After surgery, I had to stay in the hospital for another few days because I had a breathing tube inserted. That is, I’m not 100% sure the breathing tube was before or after surgery. I remember trying to talk through my tube, which was pretty much impossible.

This was probably also the time in hospital that my parents brought me their supermarket’s brand of peanut butter to eat, as I wouldn’t eat the premium brand the hospital had. Can you tell I was spoiled or autistic or both?

Finally, I got home on May 7. I was already a calendar freak, so I actually remember this without having been told.

As I write this, my inner five-year-old is trying to speak up, but she can’t. I don’t know whether this hospital stay was particularly traumatic for me, even though the going to the bathroom compulsively became a habit of mine in my teens. I may have made Lisel (that’s my inner five-year-old) up, because after all I remember this particular hospital stay so well.

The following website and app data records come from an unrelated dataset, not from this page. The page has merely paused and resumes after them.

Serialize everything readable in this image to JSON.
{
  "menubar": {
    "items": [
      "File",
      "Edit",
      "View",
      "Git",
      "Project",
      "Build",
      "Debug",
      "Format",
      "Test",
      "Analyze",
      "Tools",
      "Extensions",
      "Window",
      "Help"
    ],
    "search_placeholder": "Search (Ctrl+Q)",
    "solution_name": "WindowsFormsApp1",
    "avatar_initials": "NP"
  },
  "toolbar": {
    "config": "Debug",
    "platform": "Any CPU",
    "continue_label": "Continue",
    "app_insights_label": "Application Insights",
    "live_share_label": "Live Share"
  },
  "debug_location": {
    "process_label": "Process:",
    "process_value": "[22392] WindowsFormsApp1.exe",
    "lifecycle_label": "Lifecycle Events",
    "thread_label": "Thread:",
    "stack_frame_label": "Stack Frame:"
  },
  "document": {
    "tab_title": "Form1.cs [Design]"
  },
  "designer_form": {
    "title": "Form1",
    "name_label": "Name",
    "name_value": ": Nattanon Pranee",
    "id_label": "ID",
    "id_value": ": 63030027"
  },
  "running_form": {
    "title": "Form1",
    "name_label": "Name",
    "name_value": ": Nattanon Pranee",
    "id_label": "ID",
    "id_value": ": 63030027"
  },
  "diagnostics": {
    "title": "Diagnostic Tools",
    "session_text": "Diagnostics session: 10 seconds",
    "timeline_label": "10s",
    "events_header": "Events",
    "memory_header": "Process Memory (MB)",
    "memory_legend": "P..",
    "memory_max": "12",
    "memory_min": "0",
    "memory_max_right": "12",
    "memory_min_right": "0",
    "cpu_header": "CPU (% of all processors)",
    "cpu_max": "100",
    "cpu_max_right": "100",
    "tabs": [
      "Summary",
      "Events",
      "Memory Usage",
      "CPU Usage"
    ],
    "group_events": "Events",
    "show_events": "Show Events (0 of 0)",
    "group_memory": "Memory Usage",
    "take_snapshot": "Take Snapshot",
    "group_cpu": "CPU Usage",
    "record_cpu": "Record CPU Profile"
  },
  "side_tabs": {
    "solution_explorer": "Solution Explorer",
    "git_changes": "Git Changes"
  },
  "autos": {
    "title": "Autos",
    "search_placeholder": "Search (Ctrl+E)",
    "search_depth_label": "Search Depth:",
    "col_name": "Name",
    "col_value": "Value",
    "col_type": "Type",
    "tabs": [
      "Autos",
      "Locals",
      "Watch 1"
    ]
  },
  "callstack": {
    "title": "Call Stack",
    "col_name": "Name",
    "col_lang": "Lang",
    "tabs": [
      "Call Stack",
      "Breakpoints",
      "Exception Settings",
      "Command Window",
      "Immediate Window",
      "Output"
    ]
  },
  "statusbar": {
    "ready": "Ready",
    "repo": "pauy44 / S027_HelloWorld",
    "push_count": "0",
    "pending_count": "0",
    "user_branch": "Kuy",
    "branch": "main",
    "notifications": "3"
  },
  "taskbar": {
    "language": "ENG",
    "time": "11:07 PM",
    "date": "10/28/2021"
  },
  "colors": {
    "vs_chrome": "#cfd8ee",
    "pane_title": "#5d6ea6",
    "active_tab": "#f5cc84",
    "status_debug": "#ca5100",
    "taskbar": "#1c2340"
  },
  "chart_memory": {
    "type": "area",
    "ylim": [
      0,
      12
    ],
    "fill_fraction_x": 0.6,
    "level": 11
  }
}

I do think falling ill in early 1992, was more of an adverse childhood experience for Lisel (or me, if you think Lisel is made up). I remember I had some form of the flu, but in my own memory, it wasn’t entirely medically explained. My parents will probably say I’m trying to find clues that aren’t there so am making them up. I mean, they never talked about this experience when, in my teens, I was trying to remember when my negative mood started. They claim, as did I at the time, that it started when I was seven and having to learn Braille. In other words, I was going blind and I knew it but refused to accept it, so was becoming defiant to show a middle finger to the world. It’s easy to say it doesn’t matter. In a way, it doesn’t, but too often, I feel my parents are hiding the truth from me as a way of denying that I had significant mental health issues before the all-important age of seven. I mean, if my problems started at seven, I cannot possibly be autistic or have a dissociative disorder or anything originating in early childhood, right? Besides, I could have been old enough to be manipulative.

Am I being manipulative indeed? Or am I an early childhood trauma survivor? I don’t know and I’m not sure Lisel knows the answer.

Joining in with V.J.’s Weekly Challenge.

A Very Validating Experience

As I write this, I deal with a nasty cold that I’ve been feeling come on for a few days but wasn’t willing to accept was coming on. Not that there’s anything I can do about it. Whenever one of us has a cold, my husband always searches the Internet to find out whether they’ve found a cure yet. So far, no luck. I’m not terribly sick as of yet anyway. I think my husband suffers almost more from the weird noises my body makes when I can barely breathe than I do.

A lot has been on my mind lately. I could of course write a gratitude list and devote a sentence or two to each thing. I may do that eventually, but right now, I want to share about a specific experience in more detail.

Last week, we told our staff at day activities about ourselves. We disclosed that we may have dissociative identity disorder (calling it multiple personality) and explained that it’s a trauma-based survival mechanism. The staff member we told was totally fine with it. She actually validated us, saying she’d seen a little come out to her.

Then on Monday this week, we had a flashback while at day activities. A fellow client needs to be given oxygen at times. This reminded one of our littles of the time we needed oxygen as a four-year-old because our trachea had closed up. An adult alter was able to explain this to a staff before the little came out, but then we could no longer keep ourselves from switching and the little popped out.

This little started talking to our staff, the one we’d come out to the week before. She asked to sit on the staff’s lap. We had agreed when we first came out as multiple that this is okay with both the staff and us. It was such a nurturing experience.

Afterwards, an adult did feel the need to check with this staff that it’d been alright with her, but it had been no problem. That’s a good thing about doing day activities at a center for intellectually disabled people. I’m pretty sure that in psychiatric care, we’d not be allowed to express such a “childish” need for affection.